While calling us “anti-choice,” some “pro-choice” men and women are beginning to look at the true nature of what is being chosen. They’re noticing that we who oppose abortion are more likely to accept the woman with an unwanted pregnancy and championing the laws that make adoption and parenting a true choice. They’re noticing that we have valid reasons, too.
The Family Research Council blog has a beautiful post quoting the words of one of the many “pro-choice” women that are being convicted about the humanity of the unborn child.
In the May, 2007 Atlantic, Caitlin Flanagan recounts a heart wrenching review of two books, The Choices We Made, and The Girls Who Went Away, of abortion, maternity homes and the girls and women who are and have been impacted by it.
Along the way, she tells us,

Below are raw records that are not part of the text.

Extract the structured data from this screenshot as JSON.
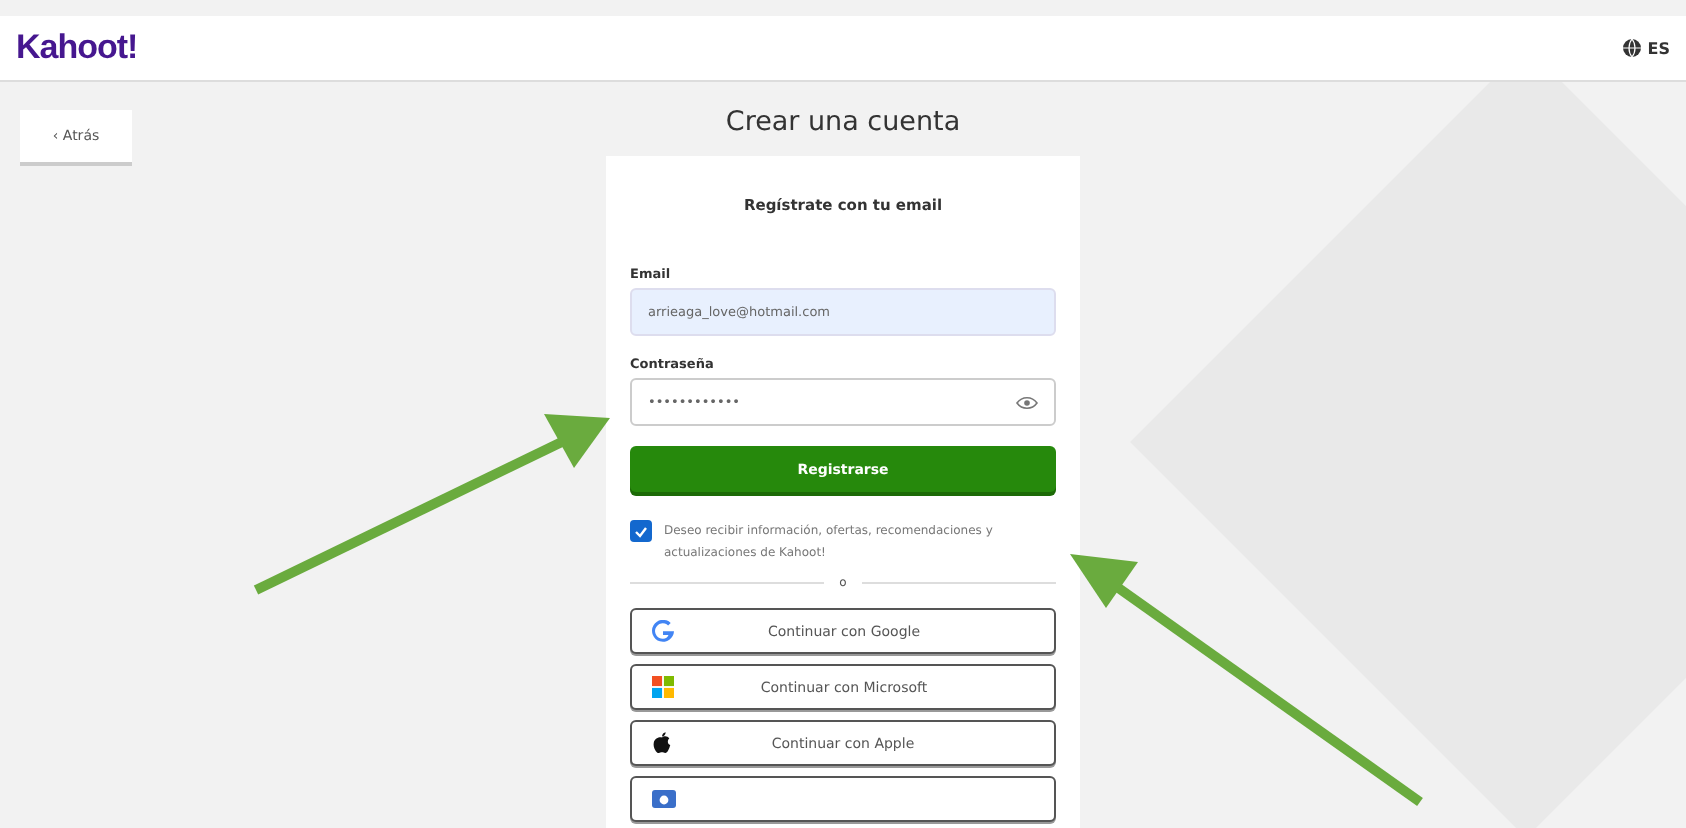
{
  "header": {
    "logo": "Kahoot!",
    "language": "ES"
  },
  "back_button": "‹ Atrás",
  "title": "Crear una cuenta",
  "form": {
    "heading": "Regístrate con tu email",
    "email": {
      "label": "Email",
      "value": "arrieaga_love@hotmail.com"
    },
    "password": {
      "label": "Contraseña",
      "value": "••••••••••••"
    },
    "submit": "Registrarse",
    "opt_in": {
      "text": "Deseo recibir información, ofertas, recomendaciones y actualizaciones de Kahoot!",
      "checked": true
    },
    "divider": "o",
    "social_buttons": [
      {
        "kind": "google",
        "label": "Continuar con Google"
      },
      {
        "kind": "microsoft",
        "label": "Continuar con Microsoft"
      },
      {
        "kind": "apple",
        "label": "Continuar con Apple"
      },
      {
        "kind": "other"
      }
    ]
  }
}
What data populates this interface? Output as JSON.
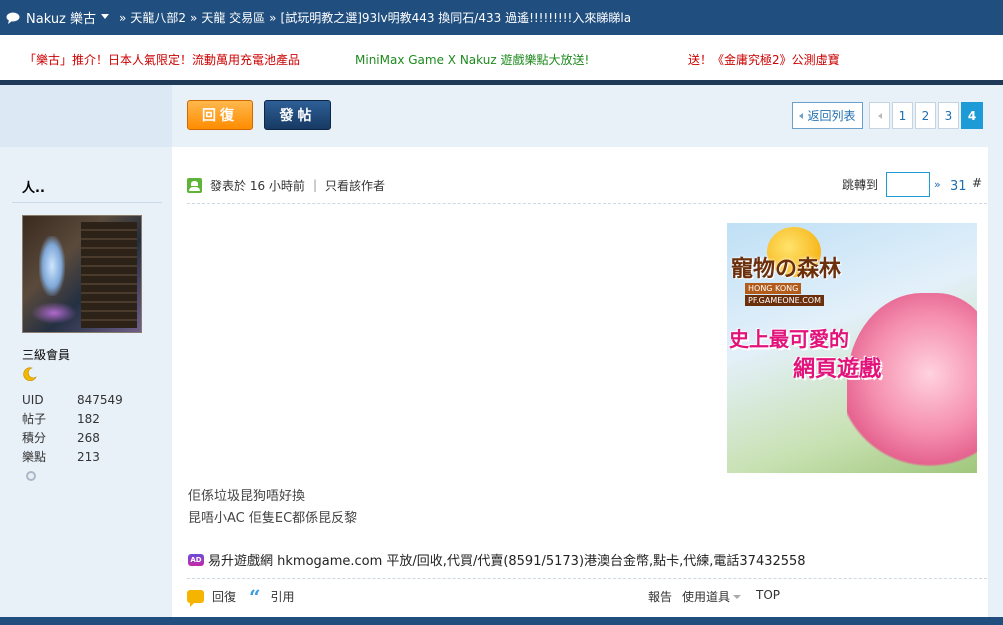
{
  "breadcrumb": {
    "site": "Nakuz 樂古",
    "sep": "»",
    "items": [
      "天龍八部2",
      "天龍 交易區",
      "[試玩明教之選]93lv明教443 換同石/433 過遙!!!!!!!!!入來睇睇la"
    ]
  },
  "ads": [
    {
      "label": "「樂古」推介！日本人氣限定！流動萬用充電池產品"
    },
    {
      "label": "MiniMax Game X Nakuz 遊戲樂點大放送!"
    },
    {
      "label": "送！《金庸究極2》公測虛寶"
    }
  ],
  "actions": {
    "reply_label": "回復",
    "post_label": "發帖"
  },
  "pagination": {
    "back_label": "返回列表",
    "pages": [
      "1",
      "2",
      "3"
    ],
    "current": "4"
  },
  "author": {
    "name": "人..",
    "rank": "三級會員",
    "stats": [
      {
        "key": "UID",
        "value": "847549"
      },
      {
        "key": "帖子",
        "value": "182"
      },
      {
        "key": "積分",
        "value": "268"
      },
      {
        "key": "樂點",
        "value": "213"
      }
    ]
  },
  "post": {
    "posted_label": "發表於",
    "posted_time": "16 小時前",
    "divider": "|",
    "only_author": "只看該作者",
    "jump_label": "跳轉到",
    "jump_go": "»",
    "floor": "31",
    "floor_hash": "#",
    "lines": [
      "佢係垃圾昆狗唔好換",
      "昆唔小AC 佢隻EC都係昆反黎"
    ],
    "sponsor_badge": "AD",
    "sponsor_text": "易升遊戲網 hkmogame.com 平放/回收,代買/代賣(8591/5173)港澳台金幣,點卡,代練,電話37432558"
  },
  "ad_image": {
    "title": "寵物の森林",
    "sub1": "HONG KONG",
    "sub2": "PF.GAMEONE.COM",
    "slogan1": "史上最可愛的",
    "slogan2": "網頁遊戲"
  },
  "footer": {
    "reply": "回復",
    "quote_mark": "“",
    "quote": "引用",
    "report": "報告",
    "tools": "使用道具",
    "top": "TOP"
  },
  "colors": {
    "topbar": "#1f4e7f",
    "accent_blue": "#1d9bd6",
    "reply_orange": "#ff8c00",
    "ad_red": "#cc0000",
    "ad_green": "#1e8a1e"
  }
}
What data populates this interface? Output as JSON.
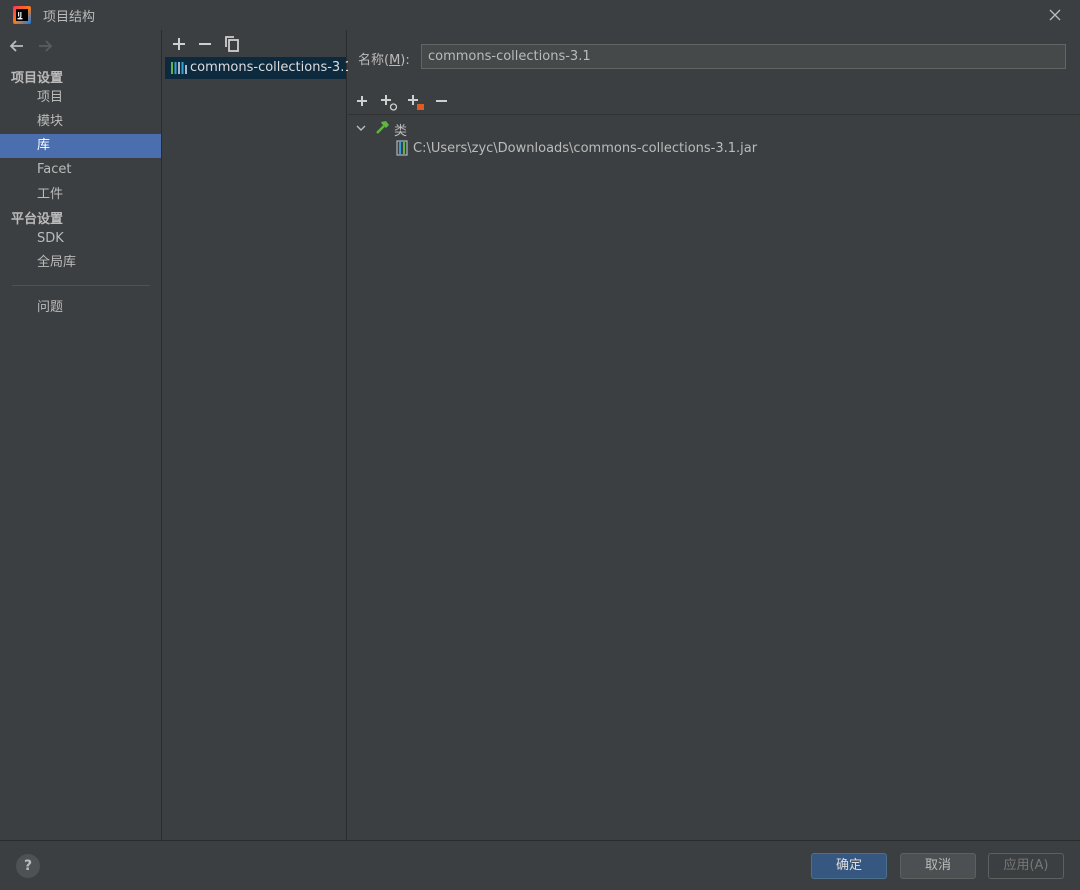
{
  "window": {
    "title": "项目结构",
    "app_icon": "intellij-idea-icon",
    "close_icon": "close-icon"
  },
  "nav": {
    "back_icon": "arrow-left-icon",
    "forward_icon": "arrow-right-icon",
    "project_settings_header": "项目设置",
    "platform_settings_header": "平台设置",
    "items": [
      {
        "label": "项目",
        "selected": false
      },
      {
        "label": "模块",
        "selected": false
      },
      {
        "label": "库",
        "selected": true
      },
      {
        "label": "Facet",
        "selected": false
      },
      {
        "label": "工件",
        "selected": false
      },
      {
        "label": "SDK",
        "selected": false
      },
      {
        "label": "全局库",
        "selected": false
      },
      {
        "label": "问题",
        "selected": false
      }
    ]
  },
  "library_list": {
    "toolbar": [
      "add-icon",
      "remove-icon",
      "copy-icon"
    ],
    "items": [
      {
        "label": "commons-collections-3.1",
        "icon": "library-icon",
        "selected": true
      }
    ]
  },
  "detail": {
    "name_label_prefix": "名称(",
    "name_label_mnemonic": "M",
    "name_label_suffix": "):",
    "name_value": "commons-collections-3.1",
    "toolbar": [
      "add-icon",
      "add-attached-icon",
      "add-jar-icon",
      "remove-icon"
    ],
    "tree": {
      "root_label": "类",
      "root_icon": "classes-hammer-icon",
      "expanded": true,
      "children": [
        {
          "label": "C:\\Users\\zyc\\Downloads\\commons-collections-3.1.jar",
          "icon": "jar-icon"
        }
      ]
    }
  },
  "footer": {
    "help_label": "?",
    "ok_label": "确定",
    "cancel_label": "取消",
    "apply_label": "应用(A)"
  },
  "colors": {
    "background": "#3c3f41",
    "selection": "#4b6eaf",
    "list_selection": "#0d293e",
    "primary_button": "#365880"
  }
}
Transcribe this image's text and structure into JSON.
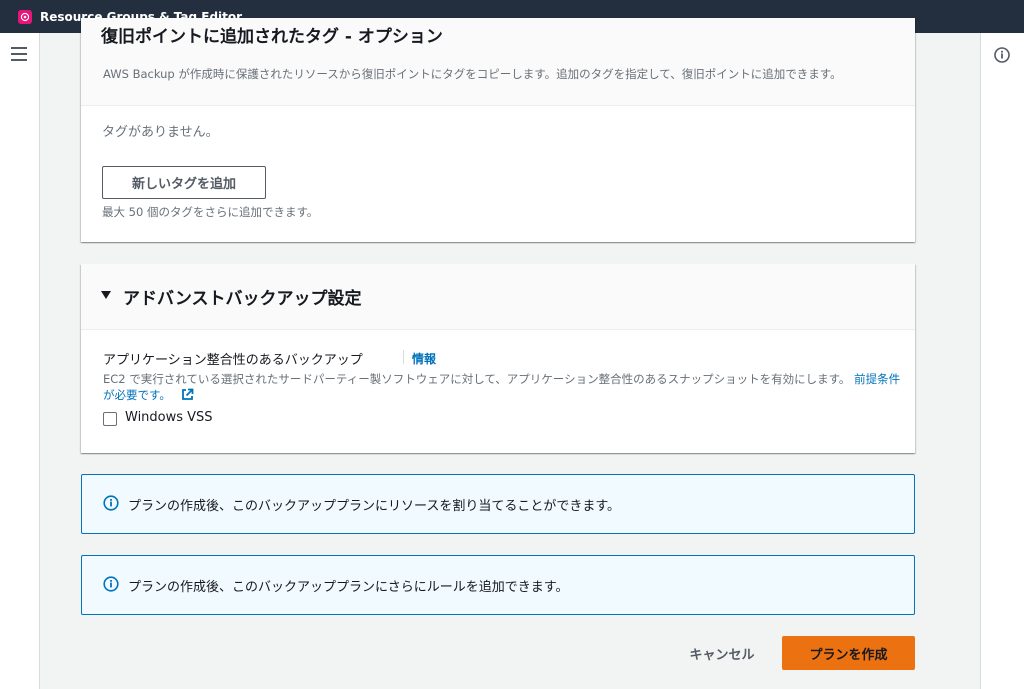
{
  "app": {
    "title": "Resource Groups & Tag Editor",
    "logo_color": "#e7157b",
    "topbar_color": "#232f3e"
  },
  "icons": {
    "menu": "hamburger-menu-icon",
    "help": "info-circle-icon",
    "external": "external-link-icon",
    "caret": "caret-down-icon"
  },
  "tags_section": {
    "title": "復旧ポイントに追加されたタグ - オプション",
    "description": "AWS Backup が作成時に保護されたリソースから復旧ポイントにタグをコピーします。追加のタグを指定して、復旧ポイントに追加できます。",
    "empty_text": "タグがありません。",
    "add_button": "新しいタグを追加",
    "limit_text": "最大 50 個のタグをさらに追加できます。"
  },
  "advanced_section": {
    "title": "アドバンストバックアップ設定",
    "app_consistent_label": "アプリケーション整合性のあるバックアップ",
    "info_link": "情報",
    "description": "EC2 で実行されている選択されたサードパーティー製ソフトウェアに対して、アプリケーション整合性のあるスナップショットを有効にします。",
    "prereq_link": "前提条件が必要です。",
    "checkbox_label": "Windows VSS",
    "checkbox_checked": false
  },
  "alerts": [
    {
      "text": "プランの作成後、このバックアッププランにリソースを割り当てることができます。"
    },
    {
      "text": "プランの作成後、このバックアッププランにさらにルールを追加できます。"
    }
  ],
  "actions": {
    "cancel": "キャンセル",
    "create": "プランを作成",
    "primary_color": "#ec7211",
    "link_color": "#0073bb"
  }
}
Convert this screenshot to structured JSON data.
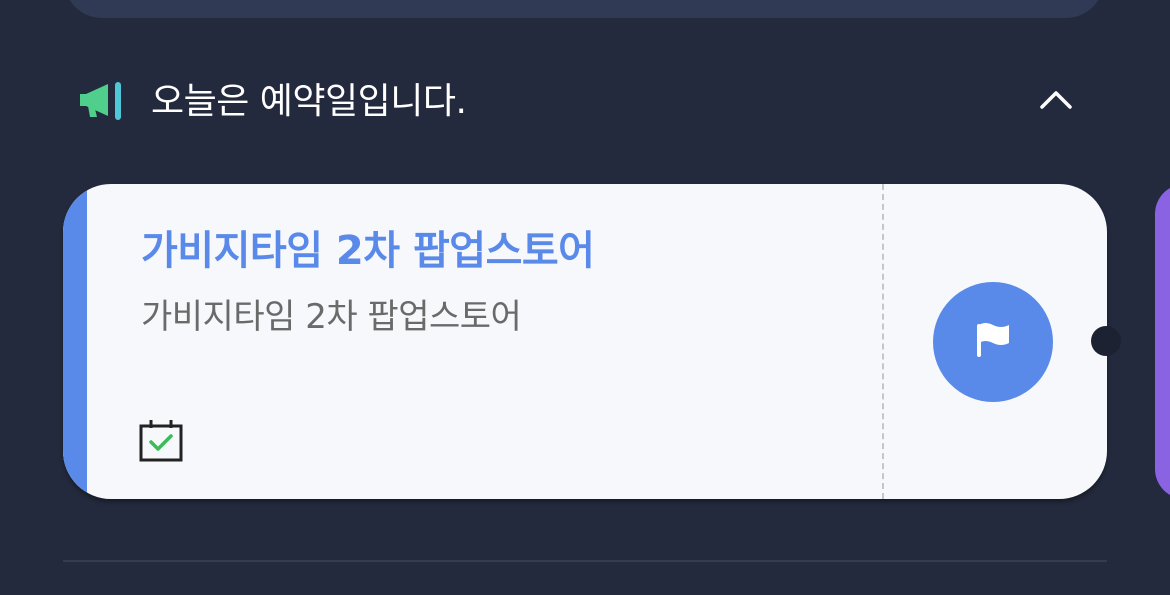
{
  "section": {
    "title": "오늘은 예약일입니다.",
    "icon": "megaphone-icon",
    "collapse_icon": "chevron-up-icon"
  },
  "reservation": {
    "title": "가비지타임 2차 팝업스토어",
    "subtitle": "가비지타임 2차 팝업스토어",
    "date_icon": "calendar-check-icon",
    "action_icon": "flag-icon"
  },
  "colors": {
    "background": "#232a3d",
    "card_background": "#f7f8fc",
    "accent_blue": "#5a8ae9",
    "accent_purple": "#8a63e3",
    "megaphone_green": "#4fcf8b",
    "megaphone_teal": "#4fc7d6",
    "calendar_check_green": "#3dbb5b"
  }
}
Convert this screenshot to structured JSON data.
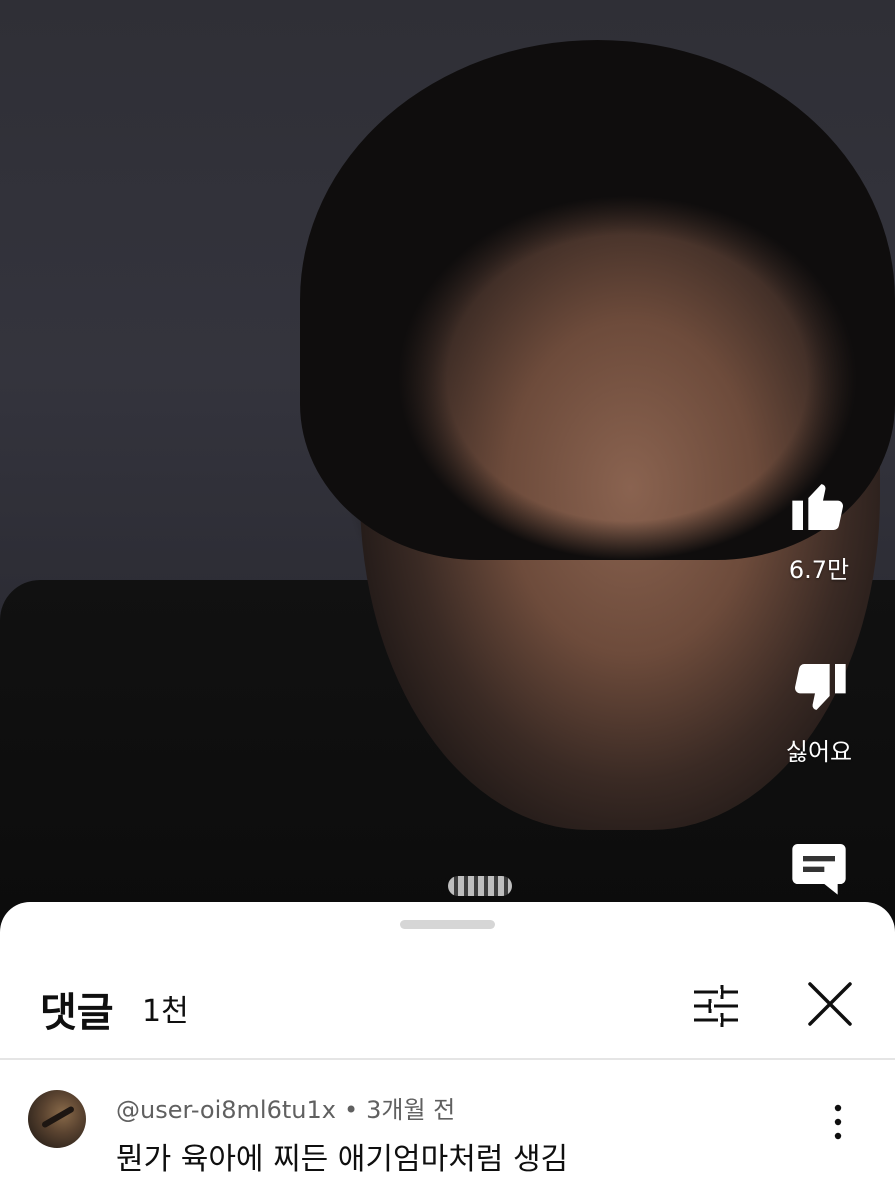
{
  "video": {
    "actions": {
      "like": {
        "icon": "thumbs-up-icon",
        "label": "6.7만"
      },
      "dislike": {
        "icon": "thumbs-down-icon",
        "label": "싫어요"
      },
      "comments": {
        "icon": "comment-icon"
      }
    }
  },
  "comments_panel": {
    "title": "댓글",
    "count": "1천",
    "sort_icon": "sort-filter-icon",
    "close_icon": "close-icon",
    "comments": [
      {
        "author": "@user-oi8ml6tu1x",
        "separator": "•",
        "time": "3개월 전",
        "text": "뭔가 육아에 찌든 애기엄마처럼 생김",
        "more_icon": "more-vertical-icon"
      }
    ]
  }
}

But my sympathy for the beliefs of people who oppose abortion is enormous, and it grows almost by the day. An ultrasound image taken surprisingly early in pregnancy can stop me in my tracks. In it is much more than I want to know about the tiny creature whose destruction we have legalized: a beating heart, a human face, functioning kidneys, two waving hands that seem not too far away from being able to grasp and shake a rattle. One of the newest types of prenatal imaging, the three-dimensional sonogram—which is so fully realized that happily pregnant women spend a hundred dollars to have their babies’ first “photograph” taken—is frankly terrifying when examined in the context of the abortion debate. The demands pro-life advocates make of pregnant women are modest: All they want is a little bit of time. All they are asking, in a societal climate in which out-of-wedlock pregnancy is without stigma, is that pregnant women give the tiny bodies growing inside of them a few months, until the little creatures are large enough to be on their way, to loving homes.
These sonogram images lay claim to the most powerful emotion I have ever known: maternal instinct. Mothers are charged with protecting the vulnerable and the weak among us, and most of all, taking care of babies—the tiniest and neediest—first. My very nature as a woman, then, pulls me in two directions.
Abortion hurts us all. As Ms. Flanagan says, abortion has left a trail of blood. It doesn’t matter whether the abortion is legal or illegal, the blood flows from the cuts made by the culture that makes so many women throughout history and all around the world believe that they have no choice other than to choose this child or their lives, this child or their future, or (Lord help us) this child or his father.
It’s past time to look at abortion and say, “Enough.”